When Robert Graham demonstrated how Web 2.0 wasn't safe at last year's Blackhat, it was thought that at least the SSL mode (HTTPS) of Google Gmail would be spared from sidejacking.
Staying on top of the latest in software/hardware security research, vulnerabilities, threats and computer attacks.
Violet Blue is the author of The Smart Girl's Guide to Privacy. She contributes to ZDNet, CNET, CBS News, and SF Appeal.
Larry Seltzer has long been a recognized expert in technology, with a focus on mobile technology and security in recent years
Mozilla has given a proof of concept Firefox vulnerability a "high severity" rating because an attacker can collect session information such as cookies and history, according to Mozilla security chief Window Snyder.Snyder said the vulnerability will be patched with Firefox 2.
A workable exploit attack for a TCP/IP vulnerability in Microsoft's Windows has been launched into the wild courtesy of security firm Immunity.On Jan.
The Metasploit Project released version 3.1 of its exploit development and attack framework.
Claim: The popular urban legend debunking site Snopes is pushing Adware on to its readers.Status: True (No longer true since their shaming from Alex Eckelberry and this blog on 1/28/2008).
Jerome Kerviel, the Societe Generale trader that managed to lose more than $7 billion without the bank noticing, is facing charges of fraud and forgery. Security lessons of this debacle abound.
A few items of note: There's a Western Union spam with Trojan payload; Beware Super Bowl hijinx this week; And if you really want to be a malicious hacker move to Japan.Among the notable:Western Union spam with TrojanSunbelt Software reports that it has seen a fair number of spams with a Trojan payload.
Sears Holdings is expected to name a Microsoft veteran to head its online business.According to the Wall Street Journal, Sears will name James Barr, who was the general manager of Microsoft's MSN Shopping and Marketplaces.
A report arguing that the first year of Vista has been more secure--or at least has had fewer vulnerabilities--than XP and other operating systems has raised a ruckus. The issue raises a question about whether there are any metrics that could accurately capture whether an operating system is more secure.
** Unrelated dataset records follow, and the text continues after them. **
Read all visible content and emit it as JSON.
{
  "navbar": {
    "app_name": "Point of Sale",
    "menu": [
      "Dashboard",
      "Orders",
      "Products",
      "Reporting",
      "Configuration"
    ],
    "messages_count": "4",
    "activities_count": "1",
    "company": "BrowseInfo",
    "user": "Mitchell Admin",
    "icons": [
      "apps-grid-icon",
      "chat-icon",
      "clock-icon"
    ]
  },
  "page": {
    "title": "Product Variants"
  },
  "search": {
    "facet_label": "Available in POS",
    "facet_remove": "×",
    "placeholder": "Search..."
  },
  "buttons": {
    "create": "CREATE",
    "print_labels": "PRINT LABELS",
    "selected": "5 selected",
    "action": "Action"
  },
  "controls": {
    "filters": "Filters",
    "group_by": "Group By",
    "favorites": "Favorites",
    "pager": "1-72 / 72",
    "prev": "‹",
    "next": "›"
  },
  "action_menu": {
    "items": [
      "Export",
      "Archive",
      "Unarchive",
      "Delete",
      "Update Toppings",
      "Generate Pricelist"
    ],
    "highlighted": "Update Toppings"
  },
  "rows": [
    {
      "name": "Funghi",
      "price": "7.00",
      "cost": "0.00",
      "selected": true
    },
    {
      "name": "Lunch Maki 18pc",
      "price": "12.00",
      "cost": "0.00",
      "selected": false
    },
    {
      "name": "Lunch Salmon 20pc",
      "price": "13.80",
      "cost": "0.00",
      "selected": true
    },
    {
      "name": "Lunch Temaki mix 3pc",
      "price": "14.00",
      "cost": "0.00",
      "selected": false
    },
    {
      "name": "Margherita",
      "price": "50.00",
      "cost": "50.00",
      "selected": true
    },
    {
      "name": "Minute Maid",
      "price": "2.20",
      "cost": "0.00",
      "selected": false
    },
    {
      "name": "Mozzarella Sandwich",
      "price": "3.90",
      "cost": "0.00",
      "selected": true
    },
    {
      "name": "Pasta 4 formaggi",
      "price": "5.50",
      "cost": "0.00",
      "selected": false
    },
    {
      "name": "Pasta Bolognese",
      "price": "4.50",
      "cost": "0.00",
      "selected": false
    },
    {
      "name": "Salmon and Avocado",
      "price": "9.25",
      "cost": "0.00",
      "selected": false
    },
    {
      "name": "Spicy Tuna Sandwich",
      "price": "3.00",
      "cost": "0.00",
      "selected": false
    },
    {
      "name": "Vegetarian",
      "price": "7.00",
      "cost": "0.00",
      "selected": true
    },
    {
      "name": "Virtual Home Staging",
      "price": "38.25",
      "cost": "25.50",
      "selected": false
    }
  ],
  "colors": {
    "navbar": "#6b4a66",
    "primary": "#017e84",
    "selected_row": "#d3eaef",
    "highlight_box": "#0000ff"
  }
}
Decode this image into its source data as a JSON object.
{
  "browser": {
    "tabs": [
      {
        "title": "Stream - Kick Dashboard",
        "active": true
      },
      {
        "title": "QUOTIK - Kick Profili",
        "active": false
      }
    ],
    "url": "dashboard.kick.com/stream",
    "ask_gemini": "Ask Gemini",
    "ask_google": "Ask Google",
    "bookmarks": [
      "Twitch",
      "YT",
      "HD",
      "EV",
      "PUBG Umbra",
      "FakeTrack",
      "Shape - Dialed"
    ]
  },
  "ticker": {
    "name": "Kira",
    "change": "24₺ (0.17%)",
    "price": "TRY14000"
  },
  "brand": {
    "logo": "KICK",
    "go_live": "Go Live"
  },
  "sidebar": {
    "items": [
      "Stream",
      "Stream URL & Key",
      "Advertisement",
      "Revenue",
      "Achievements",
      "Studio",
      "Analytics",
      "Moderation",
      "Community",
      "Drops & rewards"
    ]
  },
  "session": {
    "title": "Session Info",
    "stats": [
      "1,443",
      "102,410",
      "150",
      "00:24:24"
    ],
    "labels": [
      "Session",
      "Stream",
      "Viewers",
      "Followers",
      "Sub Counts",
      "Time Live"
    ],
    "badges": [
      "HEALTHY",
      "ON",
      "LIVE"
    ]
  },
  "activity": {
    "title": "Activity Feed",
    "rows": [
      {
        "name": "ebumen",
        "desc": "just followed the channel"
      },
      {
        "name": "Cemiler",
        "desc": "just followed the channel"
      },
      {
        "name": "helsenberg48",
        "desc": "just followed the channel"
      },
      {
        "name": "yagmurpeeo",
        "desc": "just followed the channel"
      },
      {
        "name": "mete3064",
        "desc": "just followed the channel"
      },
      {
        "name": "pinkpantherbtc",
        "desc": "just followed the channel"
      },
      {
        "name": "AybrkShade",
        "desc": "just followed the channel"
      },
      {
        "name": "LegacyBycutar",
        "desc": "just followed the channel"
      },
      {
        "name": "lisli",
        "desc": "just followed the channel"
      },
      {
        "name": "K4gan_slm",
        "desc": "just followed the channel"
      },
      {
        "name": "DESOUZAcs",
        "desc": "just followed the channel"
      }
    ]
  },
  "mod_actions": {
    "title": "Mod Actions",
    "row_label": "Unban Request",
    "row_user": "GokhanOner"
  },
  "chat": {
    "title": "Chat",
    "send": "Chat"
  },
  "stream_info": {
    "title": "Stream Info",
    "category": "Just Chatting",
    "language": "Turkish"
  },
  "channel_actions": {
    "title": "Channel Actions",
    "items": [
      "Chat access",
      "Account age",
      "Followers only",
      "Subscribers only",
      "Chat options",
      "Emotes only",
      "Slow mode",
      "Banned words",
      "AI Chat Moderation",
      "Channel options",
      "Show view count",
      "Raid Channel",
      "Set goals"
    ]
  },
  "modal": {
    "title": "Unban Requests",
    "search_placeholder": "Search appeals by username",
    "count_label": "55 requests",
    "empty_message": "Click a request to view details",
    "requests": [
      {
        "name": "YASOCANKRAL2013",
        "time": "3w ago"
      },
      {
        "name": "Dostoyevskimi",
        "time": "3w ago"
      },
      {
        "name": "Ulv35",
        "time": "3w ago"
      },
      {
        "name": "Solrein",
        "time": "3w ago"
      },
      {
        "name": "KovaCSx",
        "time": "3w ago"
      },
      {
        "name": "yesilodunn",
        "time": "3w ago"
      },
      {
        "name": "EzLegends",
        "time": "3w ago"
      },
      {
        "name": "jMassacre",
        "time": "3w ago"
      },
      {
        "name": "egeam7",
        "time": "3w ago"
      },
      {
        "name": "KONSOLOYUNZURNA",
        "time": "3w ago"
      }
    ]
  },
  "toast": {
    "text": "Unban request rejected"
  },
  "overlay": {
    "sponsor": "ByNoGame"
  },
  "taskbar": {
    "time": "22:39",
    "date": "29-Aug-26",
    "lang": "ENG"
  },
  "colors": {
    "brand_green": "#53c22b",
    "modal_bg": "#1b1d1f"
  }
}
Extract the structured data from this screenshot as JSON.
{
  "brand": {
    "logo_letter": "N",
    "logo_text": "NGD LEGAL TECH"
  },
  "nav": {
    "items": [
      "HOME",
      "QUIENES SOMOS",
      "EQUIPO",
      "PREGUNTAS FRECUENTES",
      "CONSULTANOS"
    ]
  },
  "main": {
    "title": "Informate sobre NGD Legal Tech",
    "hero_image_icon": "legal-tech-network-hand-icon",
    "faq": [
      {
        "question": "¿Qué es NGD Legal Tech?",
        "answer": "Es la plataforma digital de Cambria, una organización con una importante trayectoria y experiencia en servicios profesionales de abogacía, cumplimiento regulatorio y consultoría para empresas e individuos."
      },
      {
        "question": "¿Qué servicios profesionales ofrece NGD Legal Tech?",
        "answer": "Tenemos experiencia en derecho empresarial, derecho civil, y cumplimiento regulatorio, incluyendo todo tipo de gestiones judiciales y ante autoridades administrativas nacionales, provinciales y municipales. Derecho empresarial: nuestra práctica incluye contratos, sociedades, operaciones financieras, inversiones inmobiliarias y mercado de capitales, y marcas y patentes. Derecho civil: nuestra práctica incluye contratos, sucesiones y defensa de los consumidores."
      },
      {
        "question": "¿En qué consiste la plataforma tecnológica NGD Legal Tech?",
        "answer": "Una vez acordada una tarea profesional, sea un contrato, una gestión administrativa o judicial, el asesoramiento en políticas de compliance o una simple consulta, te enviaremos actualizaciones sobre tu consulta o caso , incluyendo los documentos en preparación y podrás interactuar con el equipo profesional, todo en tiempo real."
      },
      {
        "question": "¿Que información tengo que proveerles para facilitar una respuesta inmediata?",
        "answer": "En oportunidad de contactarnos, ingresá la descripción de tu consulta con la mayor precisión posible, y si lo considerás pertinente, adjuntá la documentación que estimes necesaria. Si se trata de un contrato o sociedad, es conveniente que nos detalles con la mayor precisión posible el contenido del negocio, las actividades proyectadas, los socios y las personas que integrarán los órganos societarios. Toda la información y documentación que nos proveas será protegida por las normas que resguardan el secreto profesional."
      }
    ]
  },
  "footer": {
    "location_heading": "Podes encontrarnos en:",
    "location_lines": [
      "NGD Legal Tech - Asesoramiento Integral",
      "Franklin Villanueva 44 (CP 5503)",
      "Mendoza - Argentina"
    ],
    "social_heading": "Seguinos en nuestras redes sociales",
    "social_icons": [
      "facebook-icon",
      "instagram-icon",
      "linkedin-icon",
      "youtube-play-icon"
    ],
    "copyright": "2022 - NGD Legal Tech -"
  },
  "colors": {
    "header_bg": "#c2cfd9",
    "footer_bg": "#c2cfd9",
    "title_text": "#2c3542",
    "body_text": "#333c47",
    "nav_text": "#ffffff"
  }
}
Microsoft's Jeff Jones is at it again with a report claiming that Vista is more secure than its predecessor--XP--and every other modern operating system out there.I know what you're going to say--Jones is a blowhard.